Our three adult children are responsible citizens who all work in education, one at an early childhood special needs school in Columbus, OH, one at a high school in Prince Georges County, MD and one at the University of Maryland. We are so very proud of all of them.
One of our children is gay, and that is the motivation for this letter. We have been encouraged by the difficult and courageous decisions you have made in many areas, domestic and international, and we are grateful for the promises you have made to secure civil rights for gay, lesbian, bisexual and transgender (GLBT) citizens. We worry, however, that you are moving too cautiously. Several bills are working their way through Congress, but so far we haven’t seen the special push from the White House that could accelerate the process.
As a retired military officer, the repeal of Don’t Ask, Don’t tell is of paramount importance to me, and I spoke on the Capitol lawn with the Servicemembers Legal Defense Network in March. I understand there is a legislative procedure to follow, but a stop-loss order from you now could prevent the dismissal of Lt. Dan Choi, Lt. Col. Victor Fehrenbach, Major Margaret Witt, and all the other valuable gay military members who are losing their beloved careers while the ponderous legislative process lumbers along.
Hate crimes. Housing and employment discrimination. Immigration policy. Don’t Ask, Don’t Tell. Defense of Marriage Act. Each of these may seem like a small matter, but taken together, they represent a significant and unconscionable disservice by our federal government to its GLBT citizens. Change is imperative.
I understand there are always political costs to evaluate, but I no longer think moving quickly on these issues will have the negative consequences you might fear. The country’s attitude toward equality for GLBT citizens is moving with a speed we could not have imagined just a few years ago, even on the issue of marriage which has always been the most controversial.
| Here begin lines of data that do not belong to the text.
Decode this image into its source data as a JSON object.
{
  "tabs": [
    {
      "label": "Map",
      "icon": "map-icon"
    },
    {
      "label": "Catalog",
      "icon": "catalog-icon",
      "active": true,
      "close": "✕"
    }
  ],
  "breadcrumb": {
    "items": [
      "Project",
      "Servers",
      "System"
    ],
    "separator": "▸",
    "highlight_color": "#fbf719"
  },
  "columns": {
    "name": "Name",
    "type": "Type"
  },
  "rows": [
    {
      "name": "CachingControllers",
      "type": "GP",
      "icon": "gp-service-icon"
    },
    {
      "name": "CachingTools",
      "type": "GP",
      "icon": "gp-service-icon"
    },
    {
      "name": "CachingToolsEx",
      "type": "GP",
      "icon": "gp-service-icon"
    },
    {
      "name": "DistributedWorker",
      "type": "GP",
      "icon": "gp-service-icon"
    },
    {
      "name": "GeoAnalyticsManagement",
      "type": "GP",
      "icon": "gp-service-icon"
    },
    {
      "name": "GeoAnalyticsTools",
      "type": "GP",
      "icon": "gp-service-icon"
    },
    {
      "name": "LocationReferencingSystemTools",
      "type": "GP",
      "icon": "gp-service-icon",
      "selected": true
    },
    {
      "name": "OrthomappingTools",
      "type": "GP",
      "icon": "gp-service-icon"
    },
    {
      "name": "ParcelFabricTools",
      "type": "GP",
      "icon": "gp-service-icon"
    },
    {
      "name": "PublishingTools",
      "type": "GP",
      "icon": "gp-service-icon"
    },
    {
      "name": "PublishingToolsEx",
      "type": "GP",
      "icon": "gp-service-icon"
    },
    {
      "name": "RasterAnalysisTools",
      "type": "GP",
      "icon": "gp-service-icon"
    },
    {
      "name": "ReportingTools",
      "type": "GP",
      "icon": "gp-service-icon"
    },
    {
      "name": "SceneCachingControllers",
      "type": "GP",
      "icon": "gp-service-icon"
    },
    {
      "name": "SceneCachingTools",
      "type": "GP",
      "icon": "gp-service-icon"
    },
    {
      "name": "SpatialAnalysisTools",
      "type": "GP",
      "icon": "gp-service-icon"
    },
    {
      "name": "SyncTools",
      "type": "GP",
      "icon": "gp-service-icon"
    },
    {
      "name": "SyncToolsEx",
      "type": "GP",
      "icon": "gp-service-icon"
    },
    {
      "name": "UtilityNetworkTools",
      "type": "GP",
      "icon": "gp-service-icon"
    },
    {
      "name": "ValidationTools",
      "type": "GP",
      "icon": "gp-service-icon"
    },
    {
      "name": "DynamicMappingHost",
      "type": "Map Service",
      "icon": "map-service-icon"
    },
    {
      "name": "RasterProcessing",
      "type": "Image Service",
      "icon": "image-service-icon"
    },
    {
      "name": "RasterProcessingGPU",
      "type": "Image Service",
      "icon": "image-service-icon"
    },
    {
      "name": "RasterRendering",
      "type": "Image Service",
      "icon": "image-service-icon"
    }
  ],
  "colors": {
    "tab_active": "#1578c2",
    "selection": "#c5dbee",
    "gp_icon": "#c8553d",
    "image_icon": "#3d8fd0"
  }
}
Please act with the courage of your convictions. Use the power of your office to advance equality and fairness for all without further delay.
Col. Daniel Tepfer, USAF (ret.)